Useful Asperger's Website?

Hi all,

I'm doing a home study course in 'Understanding Autism', and in the 'Useful Further Information' section at the back of the course booklet it mentions The Asperger's Syndrome Foundation.

I've just looked at their website and it contains lots of useful stuff, including information sheets covering getting a diagnosis, employment issues, career ideas, anger management, associated mental health issues, advocacy, sensory issues, etc.

May be worth a look if you haven't come across it before.

www.aspergerfoundation.org.uk/

  • I'm afraid i found this site appalling though I know you recommend it in good faith.

    It refers to us as having a disorder, having dysfunctional brains and is happy to countenance that we are more criminally inclined that the rest of the population.

    The site is for parents and there is no indication that any autistic person is involved in running or advising. It purports to 'help' us. I can do without that sort of patronising and ill-informed aid.

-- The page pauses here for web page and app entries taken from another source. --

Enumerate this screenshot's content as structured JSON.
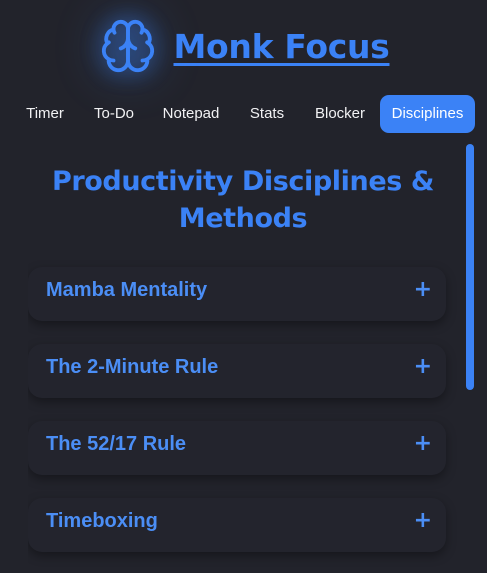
{
  "header": {
    "title": "Monk Focus",
    "logo_icon": "brain-icon"
  },
  "tabs": [
    {
      "label": "Timer",
      "active": false
    },
    {
      "label": "To-Do",
      "active": false
    },
    {
      "label": "Notepad",
      "active": false
    },
    {
      "label": "Stats",
      "active": false
    },
    {
      "label": "Blocker",
      "active": false
    },
    {
      "label": "Disciplines",
      "active": true
    }
  ],
  "disciplines": {
    "title_line1": "Productivity Disciplines &",
    "title_line2": "Methods",
    "items": [
      {
        "label": "Mamba Mentality",
        "toggle": "+"
      },
      {
        "label": "The 2-Minute Rule",
        "toggle": "+"
      },
      {
        "label": "The 52/17 Rule",
        "toggle": "+"
      },
      {
        "label": "Timeboxing",
        "toggle": "+"
      }
    ]
  },
  "colors": {
    "accent": "#3b82f6",
    "background": "#22232b",
    "card": "#23242d",
    "text": "#f2f2f4"
  }
}
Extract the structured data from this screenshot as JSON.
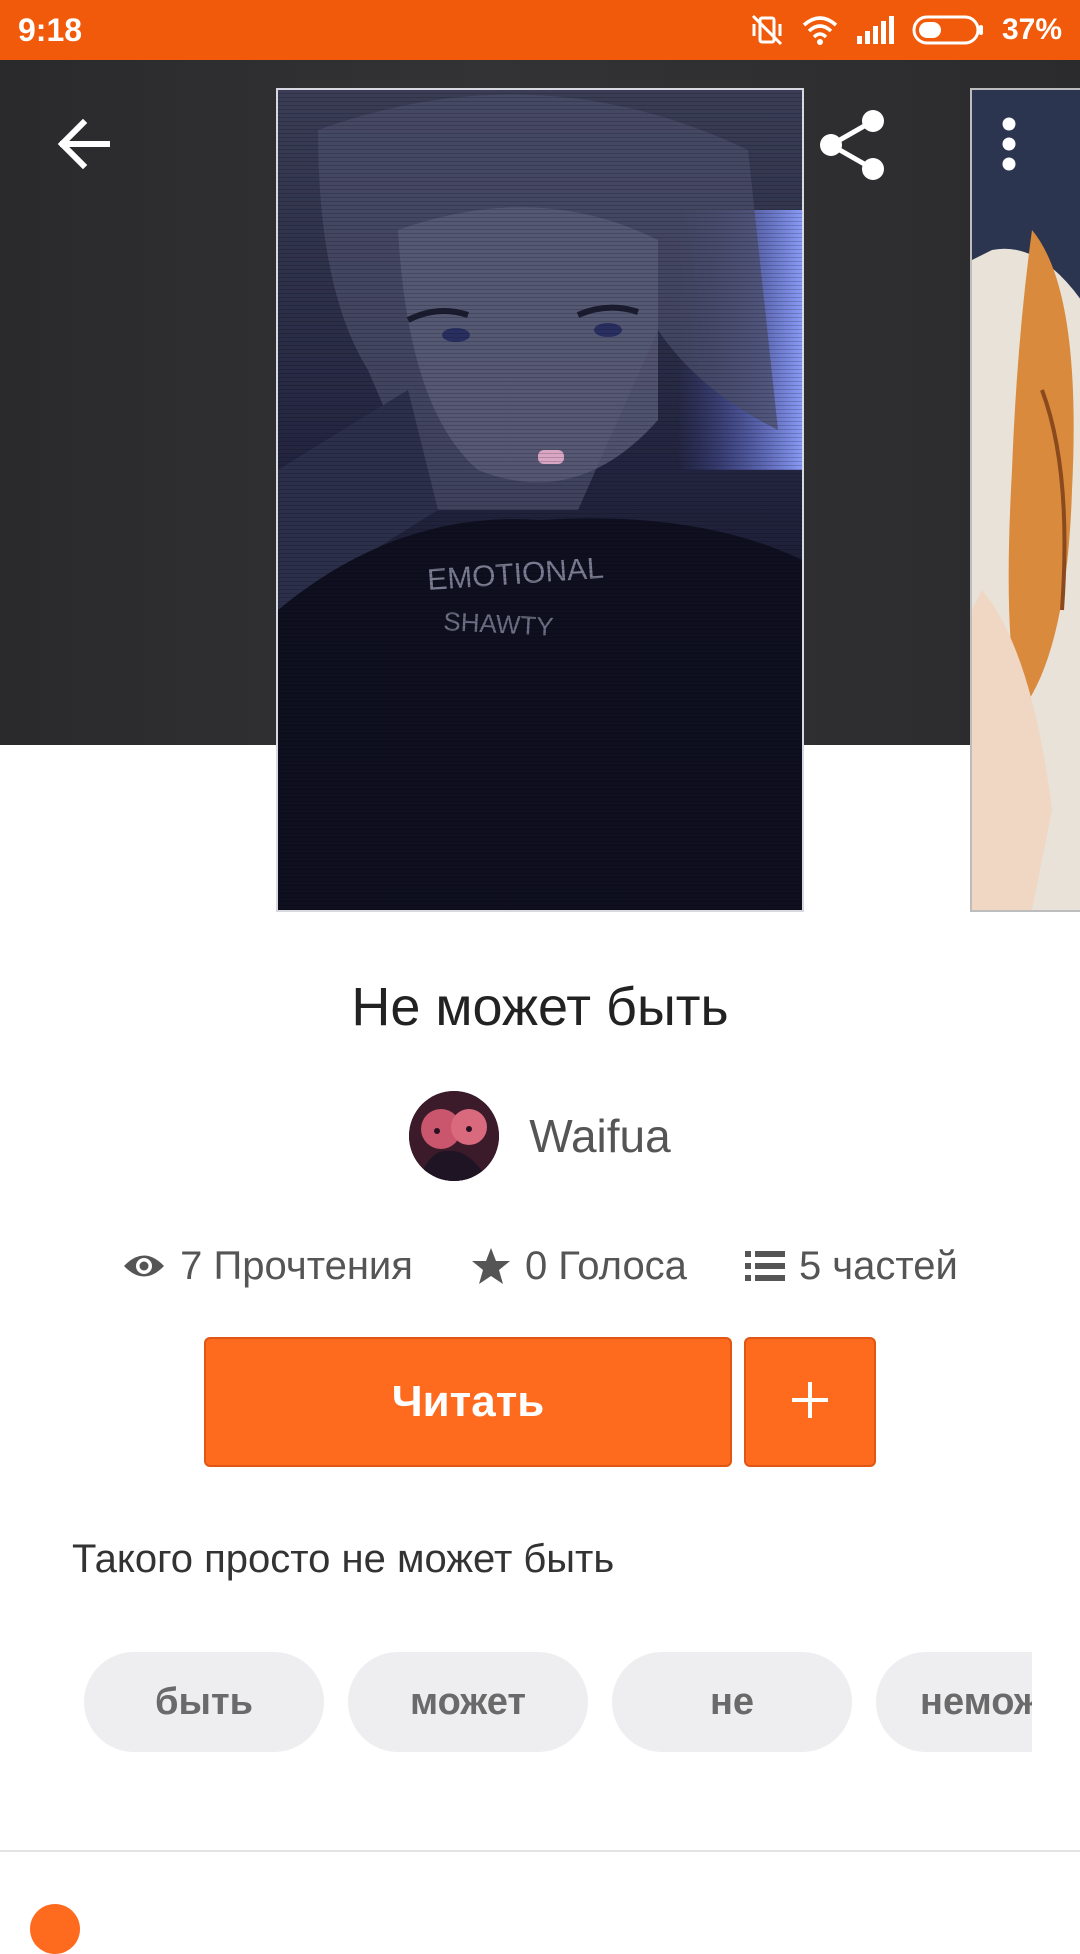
{
  "status_bar": {
    "time": "9:18",
    "battery": "37%",
    "icons": [
      "vibrate-off-icon",
      "wifi-icon",
      "signal-icon",
      "battery-icon"
    ]
  },
  "toolbar": {
    "back_icon": "arrow-left-icon",
    "share_icon": "share-icon",
    "more_icon": "more-vertical-icon"
  },
  "cover": {
    "shirt_text_line1": "EMOTIONAL",
    "shirt_text_line2": "SHAWTY"
  },
  "story": {
    "title": "Не может быть",
    "author": "Waifua",
    "description": "Такого просто не может быть"
  },
  "stats": {
    "reads": "7 Прочтения",
    "votes": "0 Голоса",
    "parts": "5 частей",
    "icons": [
      "eye-icon",
      "star-icon",
      "list-icon"
    ]
  },
  "actions": {
    "read_label": "Читать",
    "add_icon": "plus-icon"
  },
  "tags": [
    "быть",
    "может",
    "не",
    "немож"
  ],
  "colors": {
    "accent": "#f15a0a",
    "button": "#ff6b1e",
    "tag_bg": "#eeedf0",
    "hero_bg": "#2d2d2f"
  }
}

    Nothing about us without us!

  • Ouch!  I didn't notice the stuff about criminal inclination.  I should have checked it out more thoroughly before recommending.  It's just that I checked several of the information sheets and thought they contained useful information -  and as my course book recommended it, I thought it was worth drawing attention to it.

    I take your point about 'disorder', though the term is so pervasive in discussions about autism (parts of this site refer to 'autistic spectrum disorders') that it's almost become inseparable from it.  My own diagnosis refers to 'ASD' and 'autistic spectrum disorder' - as do most of the books I've read.  But yes... 'disorders' and 'disabilities' are largely constructs of the society we live in, which is designed around the 'able' and 'ordered'.  This is why so much stigma abounds around autism and mental health.  I tend to think of it myself as my own form of order and ability, whether or not it's like the majority's.  I suppose the thing that still haunts me from my own diagnosis is that paragraph that states: The problems noted have interfered with the patient's life by causing depression, social isolation, difficulties at school and work, and an inability to attain life goals.  Looking at it another way, though - it's society that's failed me, rather than the other way around.

    As for 'dysfunctional'... I suppose I've always (rightly or wrongly) thought of myself as 'dysfunctional' in terms of not complying with social norms. I certainly don't fit in with most of the people around me, and never have, and in that sense I've grown up with the feeling of having something wrong with me.  Again, though, this is largely about a social context.  In many ways, I see mainstream society as dysfunctional.  They pin that label on us, though, because we're in a minority.  That's how it always works, I suppose.  Humans love to categorise things, because it helps us to understand.  And it makes it easier to marginalise and victimise people. But it's lazy.  And I need to stop thinking about myself in those terms.

    Anyway... I've edited the title appropriately.  People can make up their own minds, then.

  • I'd invite you to consider if the phrase from your diagnostic report wasn't a cut and paste stock phrase that gets put in the diagnostic reports of all autistic people passing through that particular unit.

    Too often we are misunderstood by people witha vested interest in seeing us as less and our differences seen as deficiences. I bet the report had nothing about your strengths and capabilties, stuff that NT people can't do, because the diagnostic process only looks for negatives. It saddens me that such a capable and clever person as yourself is thus defined. Never let anyone else define you, that power belongs to you alone.

    The 'disorder' term is much beloved of 'autism professionals'. The government's Autism Strategy does not use it and the Department of Health consider the term disparaging and outmoded. But it is used to medicalise us and justify the way we're often treated.

  • clovis said:

    I'd invite you to consider if the phrase from your diagnostic report wasn't a cut and paste stock phrase that gets put in the diagnostic reports of all autistic people passing through that particular unit.

    I do.  Except that it's right in every way.

    On the plus side, I've published a novel (which most people haven't achieved) and won many prizes for my poetry and short fiction. I have a degree (late attained) in English and American Literature, a Mensa-tested IQ of 148... and a minimum-wage job, caring for people with learning disabilities.  I have a better natural aptitude for the job than most NTs - even those with years of experience and training.

  • Maybe someone knows a similar forum to this for the autistic people?

    I really like this forum.

    However, if there are similar forums somewhere, I would like to look at them.